▸ ABOUT THIS EXERCISE
Every line below that includes the word "ABBY" needs to be copied.

*** Begin section ***

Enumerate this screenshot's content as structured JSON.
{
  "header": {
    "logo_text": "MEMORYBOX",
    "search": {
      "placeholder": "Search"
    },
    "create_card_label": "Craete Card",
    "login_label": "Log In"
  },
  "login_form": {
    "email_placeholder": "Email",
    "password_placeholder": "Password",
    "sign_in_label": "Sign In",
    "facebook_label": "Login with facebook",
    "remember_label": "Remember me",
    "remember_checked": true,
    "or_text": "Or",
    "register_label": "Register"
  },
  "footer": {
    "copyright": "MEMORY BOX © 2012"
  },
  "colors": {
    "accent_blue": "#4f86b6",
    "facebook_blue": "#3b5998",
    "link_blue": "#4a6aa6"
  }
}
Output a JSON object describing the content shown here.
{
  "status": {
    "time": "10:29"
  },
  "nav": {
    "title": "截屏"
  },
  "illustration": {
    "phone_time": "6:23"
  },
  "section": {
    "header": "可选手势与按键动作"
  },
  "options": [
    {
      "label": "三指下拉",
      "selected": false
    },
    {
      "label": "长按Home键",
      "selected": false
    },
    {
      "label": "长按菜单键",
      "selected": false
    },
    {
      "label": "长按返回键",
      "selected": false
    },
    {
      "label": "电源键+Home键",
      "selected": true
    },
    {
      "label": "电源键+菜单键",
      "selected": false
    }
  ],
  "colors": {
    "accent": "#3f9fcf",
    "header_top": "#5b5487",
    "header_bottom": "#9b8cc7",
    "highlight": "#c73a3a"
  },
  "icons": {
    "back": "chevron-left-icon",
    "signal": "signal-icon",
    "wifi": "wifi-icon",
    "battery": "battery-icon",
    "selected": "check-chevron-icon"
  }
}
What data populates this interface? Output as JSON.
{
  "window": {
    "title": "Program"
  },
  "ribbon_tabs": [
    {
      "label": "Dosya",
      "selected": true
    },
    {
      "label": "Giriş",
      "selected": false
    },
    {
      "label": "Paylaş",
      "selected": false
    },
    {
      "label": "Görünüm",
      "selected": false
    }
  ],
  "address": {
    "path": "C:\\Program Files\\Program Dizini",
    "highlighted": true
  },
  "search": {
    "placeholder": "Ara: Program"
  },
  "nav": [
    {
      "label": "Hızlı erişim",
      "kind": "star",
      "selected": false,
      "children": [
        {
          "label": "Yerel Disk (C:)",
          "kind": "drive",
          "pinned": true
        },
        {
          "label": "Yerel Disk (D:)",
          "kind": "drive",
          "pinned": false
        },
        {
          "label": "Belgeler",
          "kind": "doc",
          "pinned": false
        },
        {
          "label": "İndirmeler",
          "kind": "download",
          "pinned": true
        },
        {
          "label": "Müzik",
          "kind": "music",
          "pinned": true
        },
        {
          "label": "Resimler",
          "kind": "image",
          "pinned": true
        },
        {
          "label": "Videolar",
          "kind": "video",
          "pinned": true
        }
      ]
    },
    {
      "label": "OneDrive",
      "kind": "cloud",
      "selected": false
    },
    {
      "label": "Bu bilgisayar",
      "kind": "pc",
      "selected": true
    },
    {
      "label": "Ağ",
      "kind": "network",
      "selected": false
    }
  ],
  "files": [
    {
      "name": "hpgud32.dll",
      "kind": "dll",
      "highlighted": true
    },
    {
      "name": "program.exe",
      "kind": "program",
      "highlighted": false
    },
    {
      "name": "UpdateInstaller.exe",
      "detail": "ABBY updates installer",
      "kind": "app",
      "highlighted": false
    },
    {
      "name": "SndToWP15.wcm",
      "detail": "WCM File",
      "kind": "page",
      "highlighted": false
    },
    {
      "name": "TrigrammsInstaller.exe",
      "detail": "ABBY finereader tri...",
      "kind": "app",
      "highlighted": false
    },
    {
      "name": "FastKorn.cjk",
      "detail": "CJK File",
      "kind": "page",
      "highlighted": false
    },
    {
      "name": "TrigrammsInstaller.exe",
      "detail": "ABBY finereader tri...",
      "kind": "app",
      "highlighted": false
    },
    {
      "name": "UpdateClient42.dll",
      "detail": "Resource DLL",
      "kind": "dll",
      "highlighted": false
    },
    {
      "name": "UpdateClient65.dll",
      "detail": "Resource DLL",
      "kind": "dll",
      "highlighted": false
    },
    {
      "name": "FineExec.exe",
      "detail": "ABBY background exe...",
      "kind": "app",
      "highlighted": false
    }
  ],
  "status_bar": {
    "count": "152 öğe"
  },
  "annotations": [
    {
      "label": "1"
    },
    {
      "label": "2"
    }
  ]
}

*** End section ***

▸ TASK ANSWER
      "detail": "ABBY updates installer",
      "detail": "ABBY finereader tri...",
      "detail": "ABBY finereader tri...",
      "detail": "ABBY background exe...",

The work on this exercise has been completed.